**Your objective**
If a line of the records contains the word "label", list it.

Saved entries:
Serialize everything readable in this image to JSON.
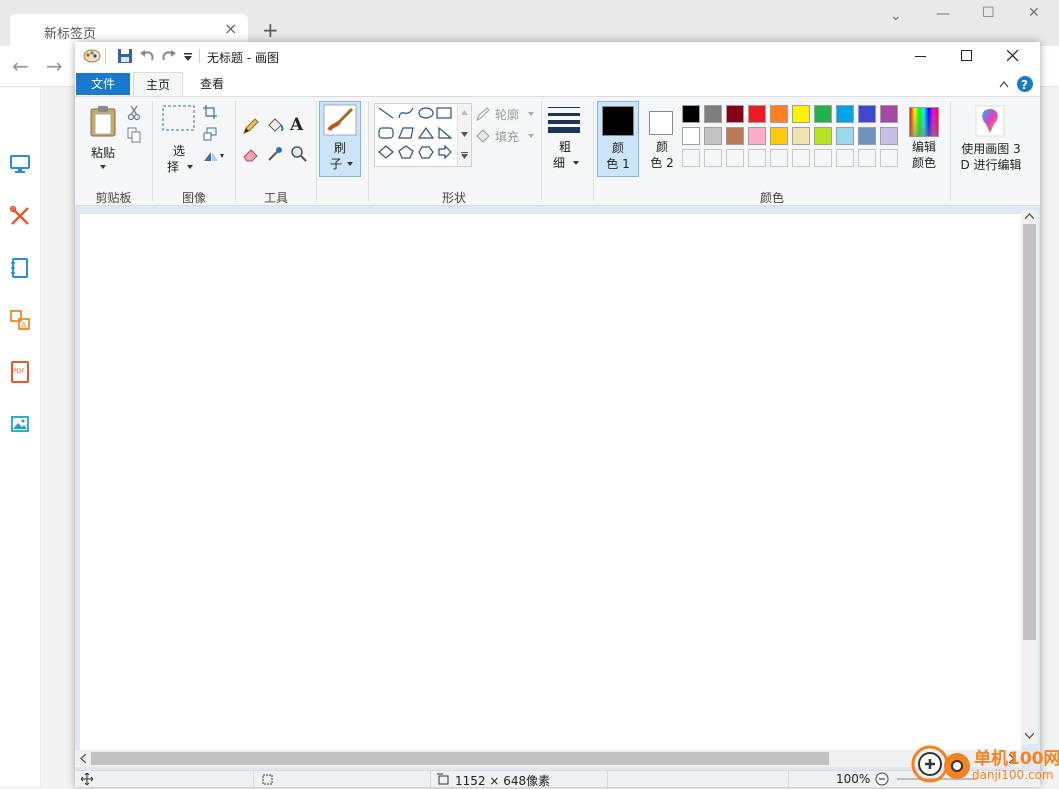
{
  "browser": {
    "tab_title": "新标签页",
    "tab_close": "×",
    "new_tab": "+",
    "back": "←",
    "forward": "→",
    "window_controls": {
      "minimize": "—",
      "maximize": "☐",
      "close": "✕",
      "dropdown": "⌄"
    }
  },
  "sidebar": {
    "items": [
      {
        "icon": "monitor-icon"
      },
      {
        "icon": "tools-icon"
      },
      {
        "icon": "notebook-icon"
      },
      {
        "icon": "translate-icon"
      },
      {
        "icon": "pdf-icon"
      },
      {
        "icon": "image-icon"
      }
    ],
    "pdf_text": "PDF"
  },
  "paint": {
    "title": "无标题 - 画图",
    "tabs": {
      "file": "文件",
      "home": "主页",
      "view": "查看"
    },
    "clipboard": {
      "paste": "粘贴",
      "label": "剪贴板"
    },
    "image": {
      "select_1": "选",
      "select_2": "择",
      "label": "图像"
    },
    "tools": {
      "label": "工具",
      "text_tool": "A"
    },
    "brush": {
      "line1": "刷",
      "line2": "子"
    },
    "shapes": {
      "outline": "轮廓",
      "fill": "填充",
      "label": "形状"
    },
    "size": {
      "line1": "粗",
      "line2": "细"
    },
    "colors": {
      "color1_a": "颜",
      "color1_b": "色 1",
      "color2_a": "颜",
      "color2_b": "色 2",
      "edit_a": "编辑",
      "edit_b": "颜色",
      "label": "颜色",
      "row1": [
        "#000000",
        "#7f7f7f",
        "#880015",
        "#ed1c24",
        "#ff7f27",
        "#fff200",
        "#22b14c",
        "#00a2e8",
        "#3f48cc",
        "#a349a4"
      ],
      "row2": [
        "#ffffff",
        "#c3c3c3",
        "#b97a57",
        "#ffaec9",
        "#ffc90e",
        "#efe4b0",
        "#b5e61d",
        "#99d9ea",
        "#7092be",
        "#c8bfe7"
      ]
    },
    "paint3d": {
      "line1": "使用画图 3",
      "line2": "D 进行编辑"
    },
    "status": {
      "dimensions": "1152 × 648像素",
      "zoom": "100%"
    }
  },
  "watermark": {
    "text1": "单机100网",
    "text2": "danji100.com"
  }
}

**Solution to this task**
      "label": "剪贴板"
      "label": "图像"
      "label": "工具",
      "label": "形状"
      "label": "颜色",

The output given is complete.